E have seen in the preceding chapter that there are
seven hypotheses whereby the existence of the world is accounted for. All these attempts at solving a difficult problem are philosophemes.
Religion and philosophy are inseparable. In the former sentiment predominates, in the latter reason. Religion is the representation of an idea more or less philosophic; it is always the expression of a thought; often it is unconsciously philosophic.
The task undertaken by philosophy is inquiry into the fundamental reason of things; and in proportion to the degree of development attained at any given period, does it express the idea of the divinity more or less perfectly.
In tracing the history of philosophic speculation, we rise above the region of mythologic fog into the pure ether of reason. It must not be forgotten that the conceptions of philosophy are the same as those which energize religion, but in the latter form they are broken and refracted into rainbow tints.
Our review must be necessarily very cursory, in a work of the limits imposed on this, and it shall be directed mainly to theistic and pantheistic speculations of great thinkers, in ancient and modern times.
One important school of thought has not been alluded to in the foregoing chapter, and it must be dismissed here with a few words. It is that of the Positivists, which accounts for nothing, and rejects all attempts at solving the problem of the universe. Hitherto, they say, and not without justice, hypotheses have been erected without facts to establish them, theory has preceded experience. Therefore they reject all hypotheses, attempting to explain nothing beyond the cognizance of man. The data of facts cannot be brought to bear on the origin of matter, therefore it is idle to speculate on what is incapable of demonstration.
The religions of the past, and those of heathendom at the present day, are either theistic or pantheistic or both conjoined. Heathenism rests on two fulcra, spirit and matter; and in it spirit worship and element worship coexist, touch and interpenetrate.

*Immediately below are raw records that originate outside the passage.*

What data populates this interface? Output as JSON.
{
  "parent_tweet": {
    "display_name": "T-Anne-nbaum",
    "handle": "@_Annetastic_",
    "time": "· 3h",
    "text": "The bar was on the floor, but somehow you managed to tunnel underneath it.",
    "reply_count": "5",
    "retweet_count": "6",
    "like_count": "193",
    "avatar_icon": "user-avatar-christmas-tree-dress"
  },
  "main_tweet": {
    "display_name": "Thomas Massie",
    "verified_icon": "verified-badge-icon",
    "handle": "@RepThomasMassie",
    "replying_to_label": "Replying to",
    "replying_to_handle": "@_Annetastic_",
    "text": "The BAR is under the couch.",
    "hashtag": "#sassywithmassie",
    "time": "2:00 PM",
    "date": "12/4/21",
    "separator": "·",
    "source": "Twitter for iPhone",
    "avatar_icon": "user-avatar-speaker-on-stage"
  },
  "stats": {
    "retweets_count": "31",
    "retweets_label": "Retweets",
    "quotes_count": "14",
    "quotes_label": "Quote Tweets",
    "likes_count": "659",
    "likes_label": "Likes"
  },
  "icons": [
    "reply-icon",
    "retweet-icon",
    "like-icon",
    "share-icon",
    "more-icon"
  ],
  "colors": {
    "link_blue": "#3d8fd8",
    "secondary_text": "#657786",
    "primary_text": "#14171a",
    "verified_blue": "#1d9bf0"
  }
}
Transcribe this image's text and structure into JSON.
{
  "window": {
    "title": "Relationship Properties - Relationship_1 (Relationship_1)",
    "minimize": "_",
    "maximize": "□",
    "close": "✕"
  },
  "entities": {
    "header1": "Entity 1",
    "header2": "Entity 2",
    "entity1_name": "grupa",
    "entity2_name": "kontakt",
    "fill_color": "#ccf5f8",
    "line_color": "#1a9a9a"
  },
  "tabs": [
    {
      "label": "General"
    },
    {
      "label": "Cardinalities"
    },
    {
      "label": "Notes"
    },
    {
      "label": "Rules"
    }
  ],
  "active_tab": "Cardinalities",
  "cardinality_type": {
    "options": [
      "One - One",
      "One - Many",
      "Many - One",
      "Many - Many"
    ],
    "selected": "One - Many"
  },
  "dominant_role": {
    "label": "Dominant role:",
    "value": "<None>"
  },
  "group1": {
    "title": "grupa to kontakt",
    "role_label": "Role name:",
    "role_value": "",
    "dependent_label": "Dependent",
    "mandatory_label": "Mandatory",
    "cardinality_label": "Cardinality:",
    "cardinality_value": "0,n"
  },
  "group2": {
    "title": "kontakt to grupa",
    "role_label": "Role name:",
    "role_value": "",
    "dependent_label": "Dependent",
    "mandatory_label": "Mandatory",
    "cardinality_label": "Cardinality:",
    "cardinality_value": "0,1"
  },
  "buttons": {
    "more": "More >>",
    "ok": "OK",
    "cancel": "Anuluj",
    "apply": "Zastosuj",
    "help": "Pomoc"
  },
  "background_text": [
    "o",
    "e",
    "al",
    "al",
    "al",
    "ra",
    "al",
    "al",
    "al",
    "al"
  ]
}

Mental constitution, local causes, or habits of life develop one phase at the expense of the other. The Turanian has leaned heavily to the side of spiritualism, and the Aryan to that of naturalism.
Pantheism may be distinguished from Theism, as the enunciation of the consubstantiality of God with nature. Matter and essence are two faces of the same truth, which
truth is God. God is nature attached to its immanent principle, and nature is God in the evolution of His power. The divine is supposed to be in constant progress of development. God sleeps in the mineral, dreams in the animal, wakens in man.
He is transubstantiated in the universe, and humanity is a necessary manifestation of the absolute.
Pantheism is the philosophy of reason ;-of reason, it may be, in its impotence, but of such reason as man is gifted with here. Regarding the universe as a fact, the mind seeks to explain it. It must offer as its explanation either a personal God or an impersonal God. The former theory is that of the Theist, the latter of the Pantheist.
In all unphilosophic religions there is a strong pantheistic bias. The great spiritual essence is regarded as pervading the universe, palpitating in the ocean, flickering in the stars, rustling in the forest leaves, germinating in the herb. God is the aggregate of spiritual existence and of material being. The soul is an atom of all-pervading eternal substance, emerging, for a brief period, like a sound breaking out of stillness, and then dying back into the silence of primeval spirit. Anything is an object of worship, for everything is God. Such is the rude pantheism of the Turanian, the African, and the American Indian. But at the same time the personality of the Deity has been so keenly felt, that primitive religions have always shown a marked tendency towards emphasizing the Deity, and investing Him with vigorous anthropomorphic personality, and this has withdrawn a large group of religions out of the pantheistic sphere.
We shall now follow these ideas through the systems of philosophers.